Description: Encampment of the Piekann Indians, Tab 43. Karl Bodmer (1808-1839). from Travel in the Interior of North America. Aquatint engraving with original hand color. London: Ackerman & Co., 1832-1843. 17 3/4 x 24 1/4 inches sheet. Karl Bodmer was a little-known Swiss painter when he was chosen by Prince Maximilian of Prussia to accompany his voyage to America. With the rest of Maximilian?s company, the two traveled among the Plains Indians from 1832 to 1834, a time when the Plains and the Rockies were still virtually unknown. They arrived in the West before acculturation had begun to change the lives of the Indians, and Bodmer, who was a proteg? of the great naturalist von Humboldt, brought a trained ethnologist?s eye to the task.
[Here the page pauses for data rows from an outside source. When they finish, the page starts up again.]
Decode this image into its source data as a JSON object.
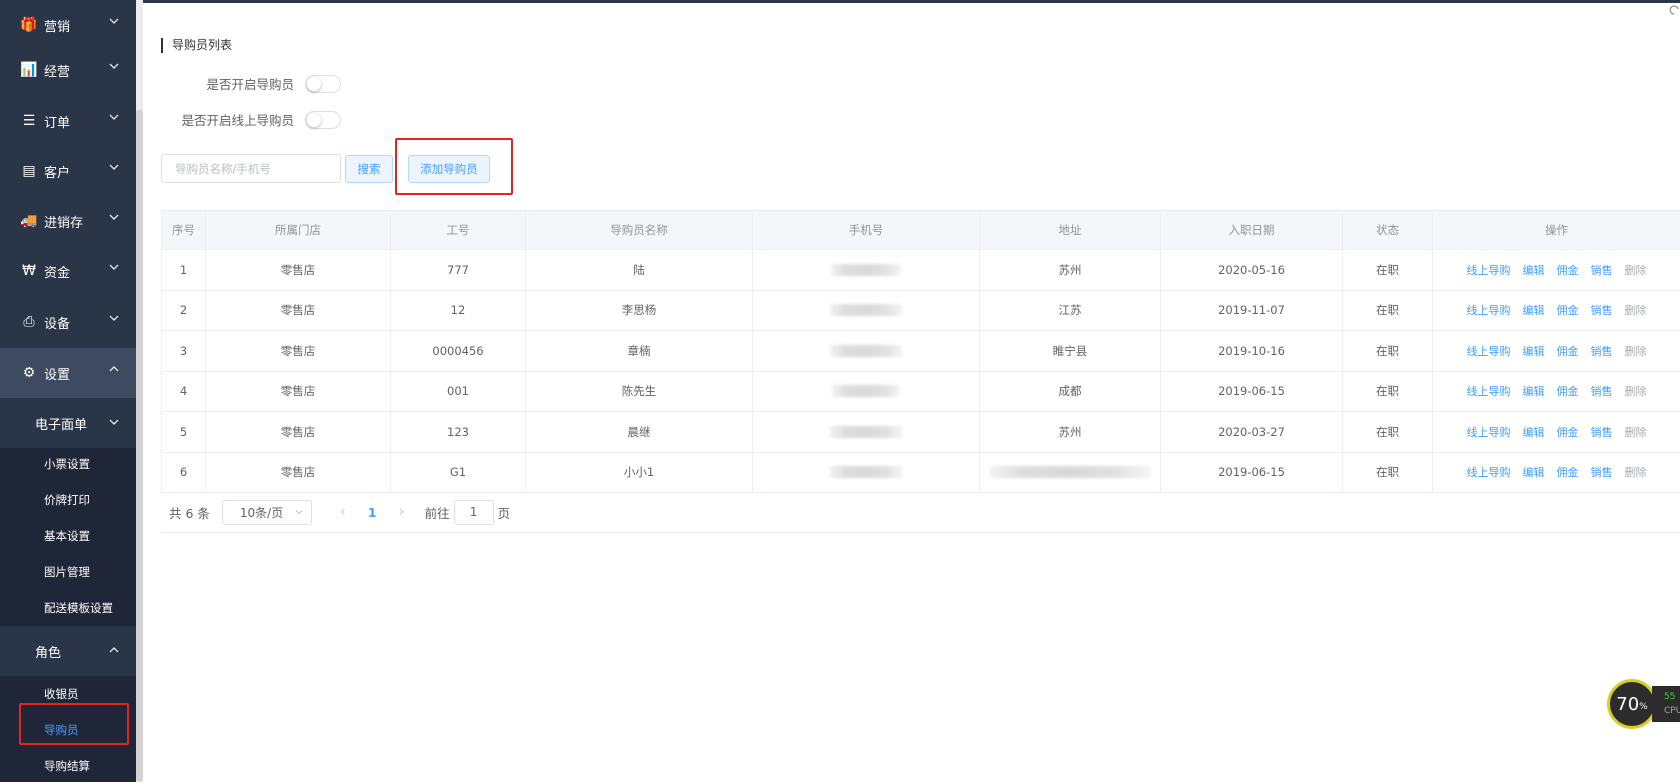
{
  "sidebar": {
    "items": [
      {
        "label": "营销",
        "icon": "gift-icon",
        "glyph": "🎁"
      },
      {
        "label": "经营",
        "icon": "bar-chart-icon",
        "glyph": "📊"
      },
      {
        "label": "订单",
        "icon": "list-icon",
        "glyph": "☰"
      },
      {
        "label": "客户",
        "icon": "id-card-icon",
        "glyph": "▤"
      },
      {
        "label": "进销存",
        "icon": "truck-icon",
        "glyph": "🚚"
      },
      {
        "label": "资金",
        "icon": "won-icon",
        "glyph": "₩"
      },
      {
        "label": "设备",
        "icon": "printer-icon",
        "glyph": "⎙"
      },
      {
        "label": "设置",
        "icon": "gear-icon",
        "glyph": "⚙"
      }
    ],
    "submenu1": {
      "label": "电子面单",
      "items": [
        "小票设置",
        "价牌打印",
        "基本设置",
        "图片管理",
        "配送模板设置"
      ]
    },
    "submenu2": {
      "label": "角色",
      "items": [
        "收银员",
        "导购员",
        "导购结算"
      ]
    }
  },
  "page": {
    "title": "导购员列表",
    "switch1_label": "是否开启导购员",
    "switch2_label": "是否开启线上导购员",
    "search_placeholder": "导购员名称/手机号",
    "search_button": "搜索",
    "add_button": "添加导购员"
  },
  "table": {
    "headers": [
      "序号",
      "所属门店",
      "工号",
      "导购员名称",
      "手机号",
      "地址",
      "入职日期",
      "状态",
      "操作"
    ],
    "rows": [
      {
        "no": "1",
        "store": "零售店",
        "id": "777",
        "name": "陆",
        "addr": "苏州",
        "date": "2020-05-16",
        "status": "在职"
      },
      {
        "no": "2",
        "store": "零售店",
        "id": "12",
        "name": "李思杨",
        "addr": "江苏",
        "date": "2019-11-07",
        "status": "在职"
      },
      {
        "no": "3",
        "store": "零售店",
        "id": "0000456",
        "name": "章楠",
        "addr": "睢宁县",
        "date": "2019-10-16",
        "status": "在职"
      },
      {
        "no": "4",
        "store": "零售店",
        "id": "001",
        "name": "陈先生",
        "addr": "成都",
        "date": "2019-06-15",
        "status": "在职"
      },
      {
        "no": "5",
        "store": "零售店",
        "id": "123",
        "name": "晨继",
        "addr": "苏州",
        "date": "2020-03-27",
        "status": "在职"
      },
      {
        "no": "6",
        "store": "零售店",
        "id": "G1",
        "name": "小小1",
        "addr": "",
        "date": "2019-06-15",
        "status": "在职"
      }
    ],
    "ops": [
      "线上导购",
      "编辑",
      "佣金",
      "销售",
      "删除"
    ]
  },
  "pager": {
    "total": "共 6 条",
    "page_size": "10条/页",
    "current": "1",
    "goto_label": "前往",
    "goto_value": "1",
    "page_suffix": "页"
  },
  "cpu": {
    "percent": "70",
    "unit": "%",
    "side_value": "55",
    "side_label": "CPU"
  },
  "colors": {
    "sidebar_bg": "#2b3548",
    "accent": "#409eff",
    "highlight": "#e62222"
  }
}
The Bodmer/Maximilian collaboration produced a record of their expedition that is incontestably the finest early graphic study of the Plains tribes. These prints rank with the finest Western art in any medium, and they are the most complete record of the Plains Indians before the epidemics of the mid-19th century had decimated their numbers, and before the white man?s expansion had taken their lands. About 400 Piekann lodges made camp near Fort McKensie in apprehension of further assaults by the Assinboins. Bodmer, with careful attention to detail, shows various sizes of tipis, reflecting the wealth of the family.
Artist or Maker: Karl Bodmer
Literature: Aquatint Engraving on Paper
Request more information